Exercise brief
State how many lines in the records hold the word "окно", giving the number and no other text.

Supplied material
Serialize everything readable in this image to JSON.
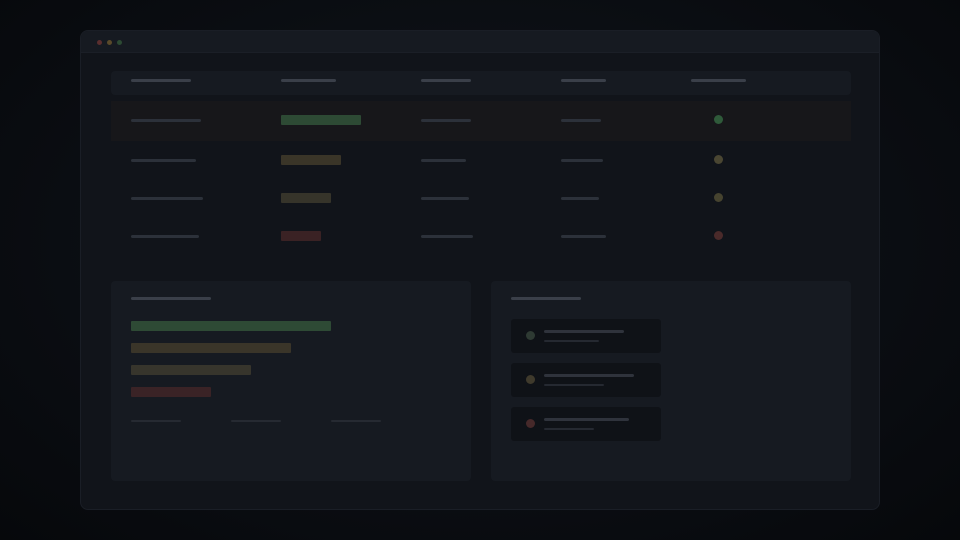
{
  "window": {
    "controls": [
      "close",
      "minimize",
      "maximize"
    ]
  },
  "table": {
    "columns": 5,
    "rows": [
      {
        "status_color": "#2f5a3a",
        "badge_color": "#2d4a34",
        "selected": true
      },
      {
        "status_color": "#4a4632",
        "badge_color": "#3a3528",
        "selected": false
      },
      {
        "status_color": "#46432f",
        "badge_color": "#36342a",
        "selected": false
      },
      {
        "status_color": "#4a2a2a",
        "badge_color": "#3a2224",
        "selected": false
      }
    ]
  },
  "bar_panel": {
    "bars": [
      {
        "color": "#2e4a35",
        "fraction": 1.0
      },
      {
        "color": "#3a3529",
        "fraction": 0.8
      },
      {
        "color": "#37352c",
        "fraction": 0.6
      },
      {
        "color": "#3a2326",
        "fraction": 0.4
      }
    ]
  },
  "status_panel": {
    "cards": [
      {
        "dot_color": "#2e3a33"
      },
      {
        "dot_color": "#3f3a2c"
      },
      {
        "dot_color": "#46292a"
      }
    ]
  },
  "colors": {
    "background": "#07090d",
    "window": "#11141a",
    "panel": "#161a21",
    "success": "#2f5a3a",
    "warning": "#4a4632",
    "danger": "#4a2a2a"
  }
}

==

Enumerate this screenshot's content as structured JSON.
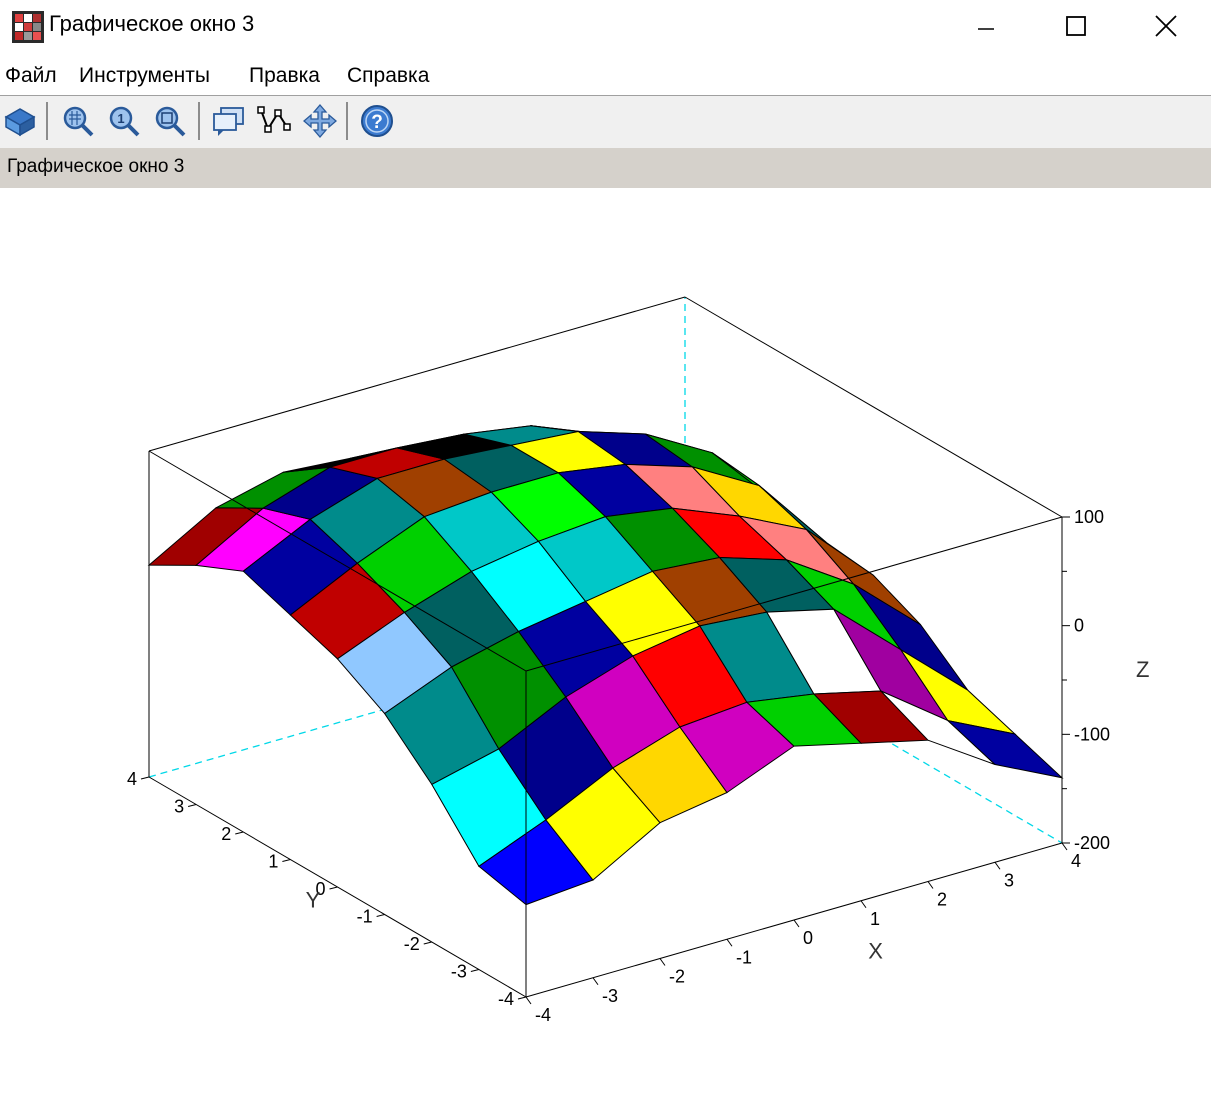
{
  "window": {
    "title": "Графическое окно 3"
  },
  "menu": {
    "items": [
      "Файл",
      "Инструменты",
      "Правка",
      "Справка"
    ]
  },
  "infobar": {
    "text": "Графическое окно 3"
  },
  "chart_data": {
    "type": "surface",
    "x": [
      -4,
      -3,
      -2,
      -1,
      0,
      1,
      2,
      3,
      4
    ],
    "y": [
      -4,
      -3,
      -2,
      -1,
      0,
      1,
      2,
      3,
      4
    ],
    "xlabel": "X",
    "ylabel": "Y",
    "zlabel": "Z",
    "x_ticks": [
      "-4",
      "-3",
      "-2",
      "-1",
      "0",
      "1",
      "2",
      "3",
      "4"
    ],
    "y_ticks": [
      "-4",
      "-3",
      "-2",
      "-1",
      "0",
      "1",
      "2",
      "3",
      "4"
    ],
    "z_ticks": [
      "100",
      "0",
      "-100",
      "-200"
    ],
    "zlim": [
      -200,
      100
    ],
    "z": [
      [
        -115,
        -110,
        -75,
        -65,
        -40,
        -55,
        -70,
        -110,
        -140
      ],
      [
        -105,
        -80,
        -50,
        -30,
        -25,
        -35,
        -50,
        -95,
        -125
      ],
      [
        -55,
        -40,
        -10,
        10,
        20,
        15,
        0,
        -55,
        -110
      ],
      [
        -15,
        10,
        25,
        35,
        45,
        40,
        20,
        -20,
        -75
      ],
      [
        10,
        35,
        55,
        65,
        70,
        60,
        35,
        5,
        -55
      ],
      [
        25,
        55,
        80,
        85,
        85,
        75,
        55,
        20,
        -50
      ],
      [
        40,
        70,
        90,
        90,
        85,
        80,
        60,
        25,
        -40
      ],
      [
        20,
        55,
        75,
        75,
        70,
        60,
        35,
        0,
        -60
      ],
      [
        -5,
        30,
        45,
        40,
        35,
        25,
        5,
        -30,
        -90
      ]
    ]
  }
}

Expected answer
2